[Exercise brief] Examine the listing below and state how many of its lines contain the word "true". Write only the number.

[[ Dataset records, beginning ]]

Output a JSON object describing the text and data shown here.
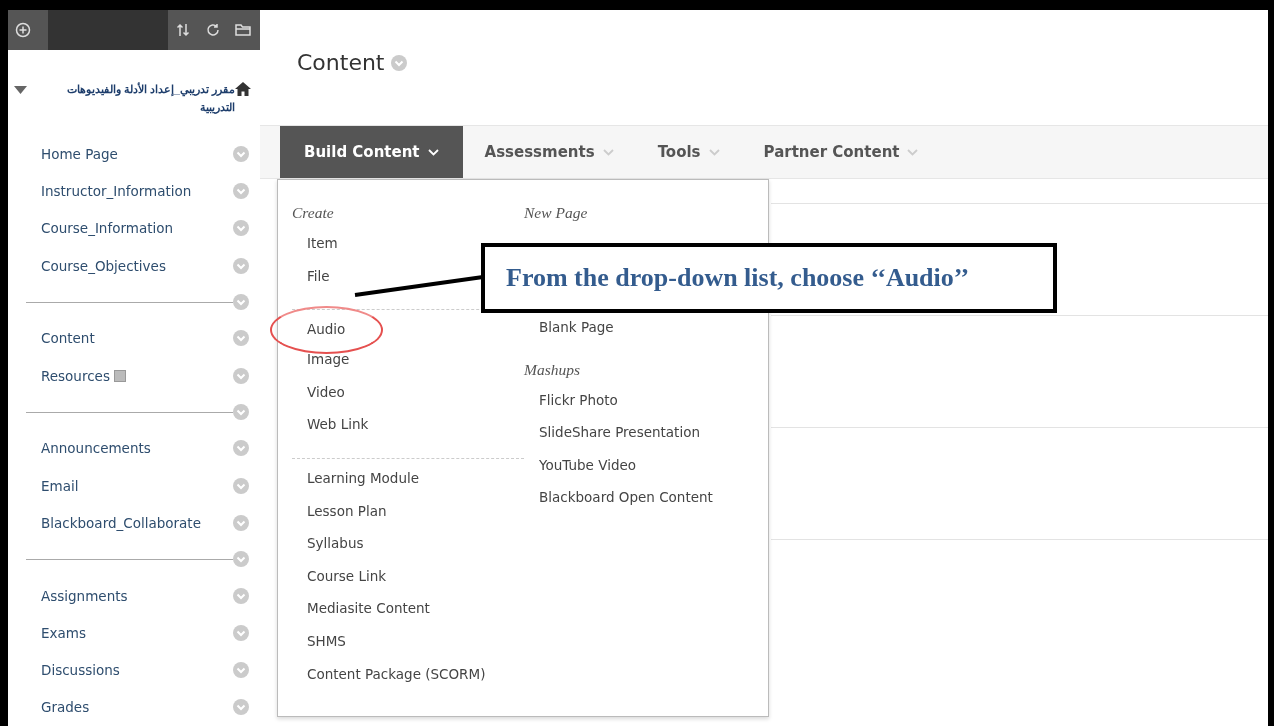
{
  "sidebar": {
    "course_title": "مقرر تدريبي_إعداد الأدلة والفيديوهات التدريبية",
    "expanded": true,
    "groups": [
      {
        "items": [
          {
            "label": "Home Page",
            "flag_icon": false
          },
          {
            "label": "Instructor_Information",
            "flag_icon": false
          },
          {
            "label": "Course_Information",
            "flag_icon": false
          },
          {
            "label": "Course_Objectives",
            "flag_icon": false
          }
        ]
      },
      {
        "items": [
          {
            "label": "Content",
            "flag_icon": false
          },
          {
            "label": "Resources",
            "flag_icon": true
          }
        ]
      },
      {
        "items": [
          {
            "label": "Announcements",
            "flag_icon": false
          },
          {
            "label": "Email",
            "flag_icon": false
          },
          {
            "label": "Blackboard_Collaborate",
            "flag_icon": false
          }
        ]
      },
      {
        "items": [
          {
            "label": "Assignments",
            "flag_icon": false
          },
          {
            "label": "Exams",
            "flag_icon": false
          },
          {
            "label": "Discussions",
            "flag_icon": false
          },
          {
            "label": "Grades",
            "flag_icon": false
          }
        ]
      }
    ]
  },
  "page_title": "Content",
  "tabs": [
    {
      "label": "Build Content",
      "selected": true
    },
    {
      "label": "Assessments",
      "selected": false
    },
    {
      "label": "Tools",
      "selected": false
    },
    {
      "label": "Partner Content",
      "selected": false
    }
  ],
  "menu": {
    "columns": [
      {
        "sections": [
          {
            "heading": "Create",
            "items": [
              {
                "label": "Item",
                "highlighted": false
              },
              {
                "label": "File",
                "highlighted": false
              }
            ]
          },
          {
            "items": [
              {
                "label": "Audio",
                "highlighted": true
              },
              {
                "label": "Image",
                "highlighted": false
              },
              {
                "label": "Video",
                "highlighted": false
              },
              {
                "label": "Web Link",
                "highlighted": false
              }
            ]
          },
          {
            "items": [
              {
                "label": "Learning Module",
                "highlighted": false
              },
              {
                "label": "Lesson Plan",
                "highlighted": false
              },
              {
                "label": "Syllabus",
                "highlighted": false
              },
              {
                "label": "Course Link",
                "highlighted": false
              },
              {
                "label": "Mediasite Content",
                "highlighted": false
              },
              {
                "label": "SHMS",
                "highlighted": false
              },
              {
                "label": "Content Package (SCORM)",
                "highlighted": false
              }
            ]
          }
        ]
      },
      {
        "sections": [
          {
            "heading": "New Page",
            "items": [
              {
                "label": "Blank Page",
                "highlighted": false
              }
            ]
          },
          {
            "heading": "Mashups",
            "items": [
              {
                "label": "Flickr Photo",
                "highlighted": false
              },
              {
                "label": "SlideShare Presentation",
                "highlighted": false
              },
              {
                "label": "YouTube Video",
                "highlighted": false
              },
              {
                "label": "Blackboard Open Content",
                "highlighted": false
              }
            ]
          }
        ]
      }
    ]
  },
  "callout": {
    "text": "From the drop-down list, choose ‘‘Audio’’"
  }
}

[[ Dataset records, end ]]

[Result] 4